Why Do I Need Disability Insurance & How Does It Work?


Most people don't think they're at risk of becoming disabled, but according to the U.S. Social Security Administration, one in five Americans (56 million) are currently living with a physical or mental disability. Additionally, it's estimated that one in four of today's 20-year-olds will become disabled before reaching their retirement age.

Without a solid disability insurance plan, your family could be at significant risk if something unexpected happened, especially if you contribute to monthly household bills or a mortgage (most American households rely on two incomes to pay the mortgage). Relying on Social Security Disability to protect you may not be enough: it's very difficult to qualify for Social Security Disability benefits. The Social Security Administration uses a strict definition of "disability" and requires that you be unable to work in any occupation you would otherwise be qualified for based on your education, job experience, and training.

Disability insurance purchased through an insurance professional generally uses an "own occupation" definition of disability rather than the "any occupation" definition used by the Social Security Administration, so proving you have a disability is less burdensome.

Like any insurance policy, you will need to apply for coverage and make regular premium payments to keep your policy in force.
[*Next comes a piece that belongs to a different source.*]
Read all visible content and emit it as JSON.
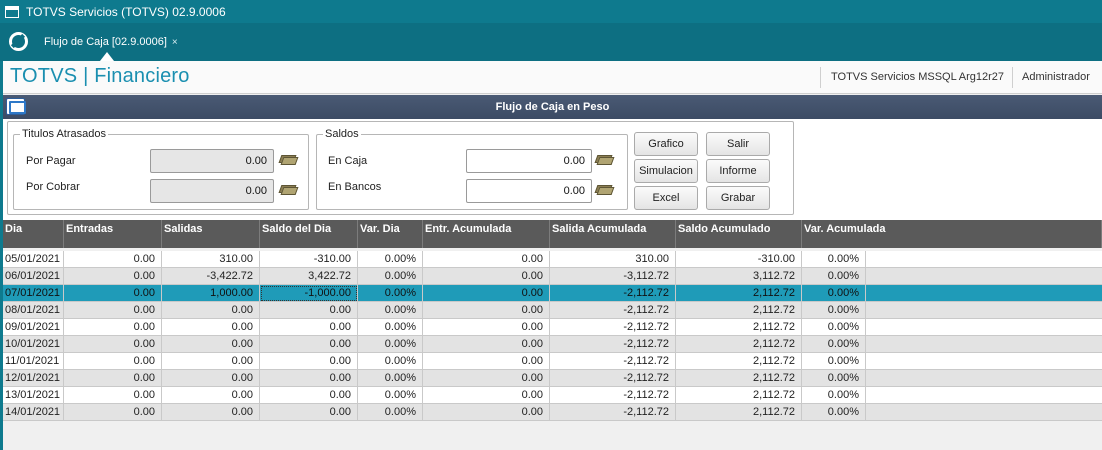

Disability income insurance can be purchased as a stand-alone policy, or as an added endorsement on your life insurance policy.

In the event you were to become disabled, your policy would specify how long the "elimination period" would be before benefits begin. After that elimination period, if you were still disabled and unable to work, the policy would pay you the benefit amount specified in the policy, for the length of time specified in the policy.

Your monthly disability income insurance payments during periods of disability are designed to provide you with some supplemental income during the period you are unable to work. This can help you continue paying your mortgage and other bills.